TASK STATEMENT >> Your response should consist of the records, reproduced exactly.

SUPPLIED INFORMATION >>
==*==
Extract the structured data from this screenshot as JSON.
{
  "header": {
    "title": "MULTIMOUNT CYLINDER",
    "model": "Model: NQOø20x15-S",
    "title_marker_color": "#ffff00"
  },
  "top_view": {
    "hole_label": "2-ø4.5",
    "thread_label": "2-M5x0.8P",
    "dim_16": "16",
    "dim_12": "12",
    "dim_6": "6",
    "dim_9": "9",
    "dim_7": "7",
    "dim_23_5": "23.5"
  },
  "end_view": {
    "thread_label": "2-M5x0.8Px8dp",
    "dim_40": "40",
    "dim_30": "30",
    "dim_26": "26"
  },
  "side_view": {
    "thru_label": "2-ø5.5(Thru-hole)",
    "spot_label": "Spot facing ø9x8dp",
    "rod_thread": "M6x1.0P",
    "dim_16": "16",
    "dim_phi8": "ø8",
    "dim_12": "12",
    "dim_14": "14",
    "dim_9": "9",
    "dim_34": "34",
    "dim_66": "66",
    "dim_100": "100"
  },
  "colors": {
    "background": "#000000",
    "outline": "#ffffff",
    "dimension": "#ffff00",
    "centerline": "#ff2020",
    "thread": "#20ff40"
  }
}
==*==
EXERCISE RESPONSE >>
Extract the structured data from this screenshot as JSON.
{
  "header": {
    "title": "MULTIMOUNT CYLINDER",
    "model": "Model: NQOø20x15-S",
    "title_marker_color": "#ffff00"
  },
  "top_view": {
    "hole_label": "2-ø4.5",
    "thread_label": "2-M5x0.8P",
    "dim_16": "16",
    "dim_12": "12",
    "dim_6": "6",
    "dim_9": "9",
    "dim_7": "7",
    "dim_23_5": "23.5"
  },
  "end_view": {
    "thread_label": "2-M5x0.8Px8dp",
    "dim_40": "40",
    "dim_30": "30",
    "dim_26": "26"
  },
  "side_view": {
    "thru_label": "2-ø5.5(Thru-hole)",
    "spot_label": "Spot facing ø9x8dp",
    "rod_thread": "M6x1.0P",
    "dim_16": "16",
    "dim_phi8": "ø8",
    "dim_12": "12",
    "dim_14": "14",
    "dim_9": "9",
    "dim_34": "34",
    "dim_66": "66",
    "dim_100": "100"
  },
  "colors": {
    "background": "#000000",
    "outline": "#ffffff",
    "dimension": "#ffff00",
    "centerline": "#ff2020",
    "thread": "#20ff40"
  }
}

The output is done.